World Bulletin/News Desk
Jordan and other countries neighbouring Syria are approaching "host-country fatigue" because of huge demand from refugees for housing, schools, jobs and healthcare and scant resources like water, Jordan's foreign minister told a conference on Tuesday.
"We are approaching host-country fatigue in which the limit of our ability to address the needs of Syrian refugees is being tested and has already been reached," Jordan's Nasser Judeh told an international conference in Berlin, adding that his country alone hosts 1.5 million Syrian refugees and economic migrants.
The message was echoed by other countries being overwhelmed by Syrian refugees, such as Lebanon and Turkey, and by the U.N. refugee chief Antonio Guterres, who called it "the most dramatic humanitarian crisis the world has faced in a very long time".
German Foreign Minister Frank-Walter Steinmeier has called for stronger international support to deal with the growing Syrian refugee crisis as delegates from dozens of countries met in Berlin to discuss the stability of Syria's neighbors.
Steinmeier's comments came on Tuesday in the German capital ahead of the opening session of the Conference on the Syrian Refugee Situation – Supporting Stability in the Region, which is being attended by representatives from 28 countries and 12 international organizations.
Speaking as he welcomed Lebanese Prime Minister Tammam Salam to a special meeting on Lebanon, Steinmeier said: "Providing only humanitarian aid to the refugees is not enough alone, we have to also make particular efforts for the stability of the countries hosting refugees.
"This conference should demonstrate a commitment to solidarity - not only with the refugees, but also with the states that host the refugees."
"New humanitarian strife"
Turkey has warned the international community that new humanitarian disasters in Syria could erupt through the increased brutality of the Assad regime and growing threat of the ISIL.
Turkish Deputy Foreign Minister Naci Koru said in Berlin "We are faced with the risk of further humanitarian disasters and continued large-scale movements of Syrians towards our borders.
"The regime in Syria continues to oppress the legitimate demands of the people through increased brutality.
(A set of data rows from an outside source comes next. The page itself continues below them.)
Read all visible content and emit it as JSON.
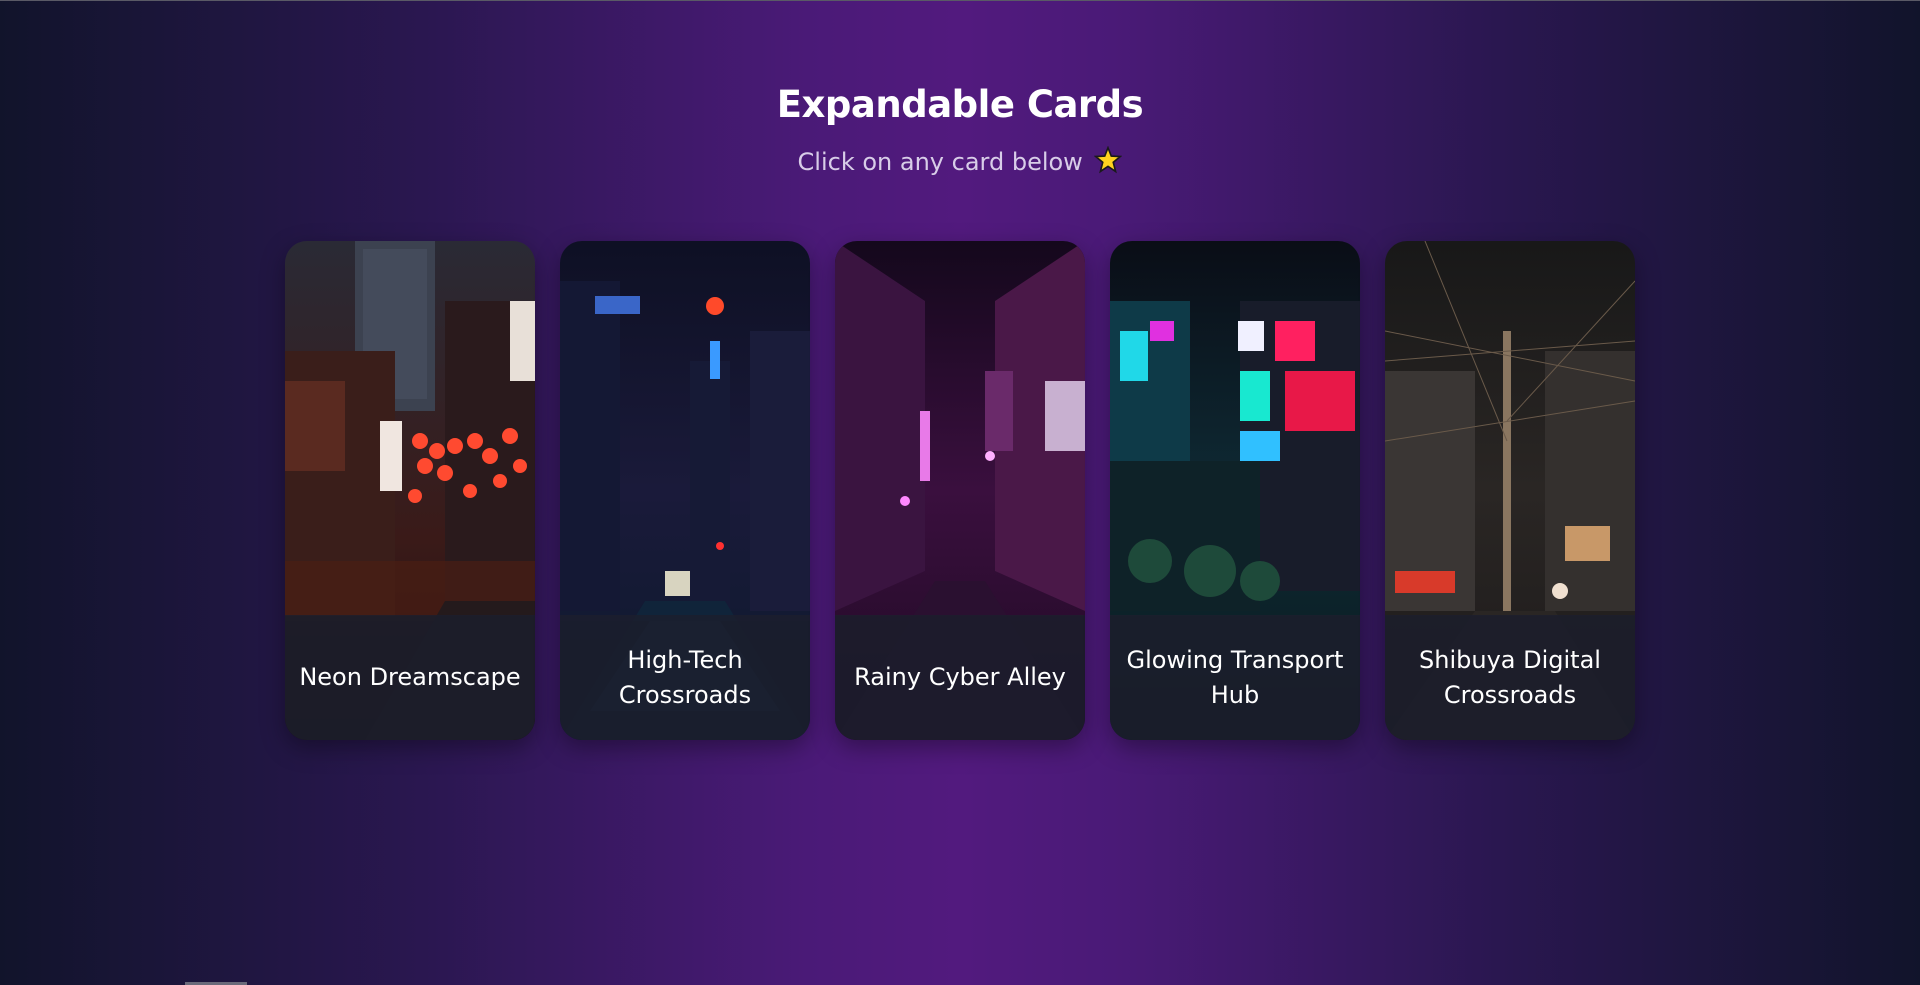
{
  "header": {
    "title": "Expandable Cards",
    "subtitle": "Click on any card below",
    "subtitle_icon": "star-icon"
  },
  "cards": [
    {
      "label": "Neon Dreamscape",
      "palette": "red-lantern-street"
    },
    {
      "label": "High-Tech Crossroads",
      "palette": "blue-wet-road"
    },
    {
      "label": "Rainy Cyber Alley",
      "palette": "magenta-alley"
    },
    {
      "label": "Glowing Transport Hub",
      "palette": "cyan-neon-crossing"
    },
    {
      "label": "Shibuya Digital Crossroads",
      "palette": "dim-powerline-street"
    }
  ],
  "colors": {
    "background_center": "#521a7e",
    "background_edge": "#11142b",
    "label_panel": "#1c1f2d"
  }
}
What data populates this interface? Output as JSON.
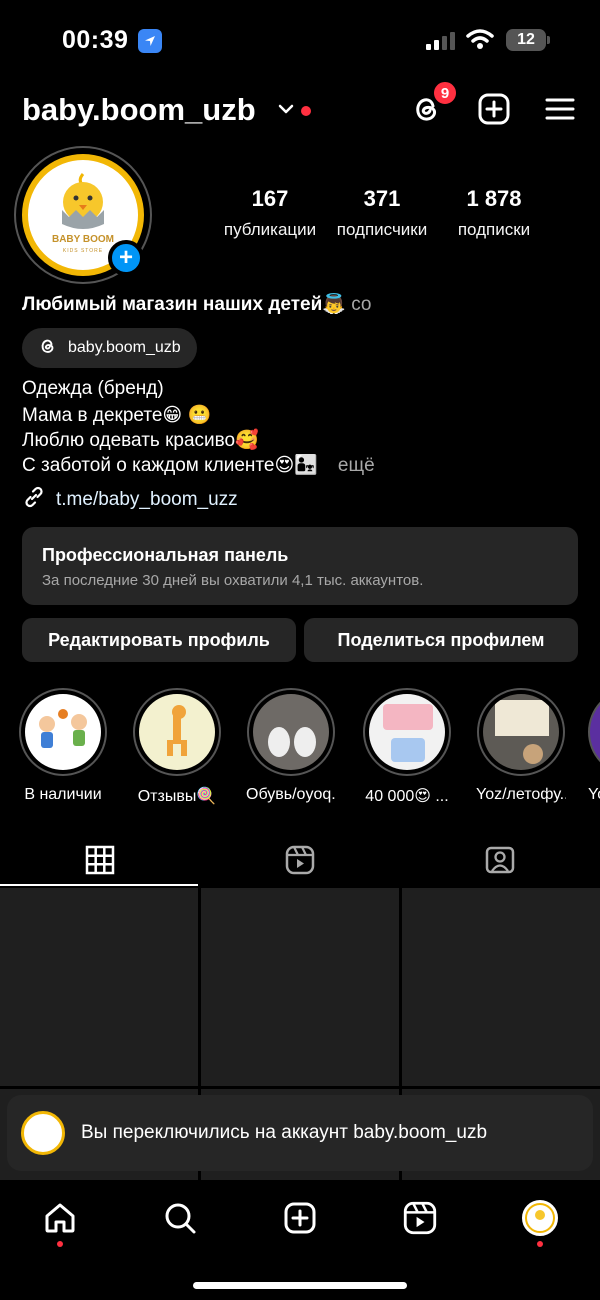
{
  "status_bar": {
    "time": "00:39",
    "battery": "12"
  },
  "header": {
    "username": "baby.boom_uzb",
    "threads_badge": "9"
  },
  "avatar": {
    "brand": "BABY BOOM",
    "tagline": "KIDS STORE"
  },
  "stats": [
    {
      "value": "167",
      "label": "публикации"
    },
    {
      "value": "371",
      "label": "подписчики"
    },
    {
      "value": "1 878",
      "label": "подписки"
    }
  ],
  "bio": {
    "name": "Любимый магазин наших детей👼",
    "name_more": " со",
    "threads_handle": "baby.boom_uzb",
    "lines": [
      "Одежда (бренд)",
      "Мама в декрете😁 😬",
      "Люблю одевать красиво🥰",
      "С заботой о каждом клиенте😍👨‍👧"
    ],
    "more": "ещё",
    "link": "t.me/baby_boom_uzz"
  },
  "pro_panel": {
    "title": "Профессиональная панель",
    "subtitle": "За последние 30 дней вы охватили 4,1 тыс. аккаунтов."
  },
  "buttons": {
    "edit": "Редактировать профиль",
    "share": "Поделиться профилем"
  },
  "highlights": [
    {
      "label": "В наличии"
    },
    {
      "label": "Отзывы🍭"
    },
    {
      "label": "Обувь/oyoq..."
    },
    {
      "label": "40 000😍 ..."
    },
    {
      "label": "Yoz/летофу..."
    },
    {
      "label": "Yo"
    }
  ],
  "toast": {
    "text": "Вы переключились на аккаунт baby.boom_uzb"
  },
  "icons": {
    "location": "location-arrow-icon",
    "threads": "threads-icon",
    "create": "plus-square-icon",
    "menu": "hamburger-menu-icon",
    "grid": "grid-icon",
    "reels": "reels-icon",
    "tagged": "tagged-icon",
    "home": "home-icon",
    "search": "search-icon",
    "link": "link-icon"
  },
  "colors": {
    "accent": "#0095f6",
    "notification": "#ff3040",
    "surface": "#262626",
    "brand_yellow": "#f2b705"
  }
}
I am afraid that the situation will get worse before it gets better."
Expressing concerns over growing extremism in Syria and Iraq, Koru said recent US-led airstrikes against ISIL in northern Syria alone would not be sufficient to deal with the threat.
He said: "We need a holistic approach, comprehensive and integrated strategy. The central elements of such a strategy in Syria should be the implementation of no fly zones and safe areas.
"Without these steps, it will not be possible to prevent large-scale refugee movements," Koru added.
An estimated 1.6 million Syrian refugees, including 200,000 who have recently fled from the border town of Kobani, are currently being sheltered in camps across neighboring Turkey, after a major attack by ISIL on the strategic town in September forced thousands of Kurds to seek shelter.
Koru dismissed criticism against Turkey over its alleged "inaction" in the ISIL-besieged town, assuring conference delegates that Turkey would continue an "open door" policy without any discrimination with regard to religious or ethnic origin.
"When ISIL began its attacks on Kobani, within a couple of weeks an additional 200,000 Syrians sought refuge in Turkey. This is more than the number of Syrians that all EU countries have taken since the eruption of the conflict," he stressed.
The deputy foreign minister added: "Today, the total number of Syrians hosted in Turkey exceeds 1.6 million.
"The cost for Turkey has so far been over $4 billion. The contribution that we have received from the international community -- only $250 million -- has fallen significantly short of our expectations."
Koru stressed: "The neighboring countries including Turkey, have, to date, had to shoulder an unfair share of the humanitarian burden resulting from the conflict in Syria.
“In a spirit of partnership, we are in need equitable and meaningful burden-sharing by the international community."
Millions flee conflict
Lebanon and Jordan have both recently indicated they need to limit the numbers of people entering their countries after fleeing conflict.
Salam and Steinmeier discussed the problems facing Lebanon - which has a population of five million and is hosting about 1.5 million registered and unregistered Syrian refugees - with members of the International Support Group for Lebanon at the German Foreign Ministry.
Diplomats estimate that Syria’s neighbor Jordan, which has a population of about eight million, is hosting up to 1.4 million Syrian refugees.
According to United Nations High Commissioner for Refugees (UNHCR), 1,065,902 refugees are hosted by Turkey, 1,133,834 by Lebanon 619,376 by Jordan currently.
Ministers from Syria’s neighbors - Jordan, Lebanon and Turkey are meeting at the conference with the permanent members of the UN Security Council; US, Russia, China, UK and France, and leading donor countries like Canada and Sweden.
Germany has accepted 70,000 Syrian refugees and provided about €632 million ($800 million) in aid for Syrian refugees in the region.Last Mod: 28 Ekim 2014, 15:04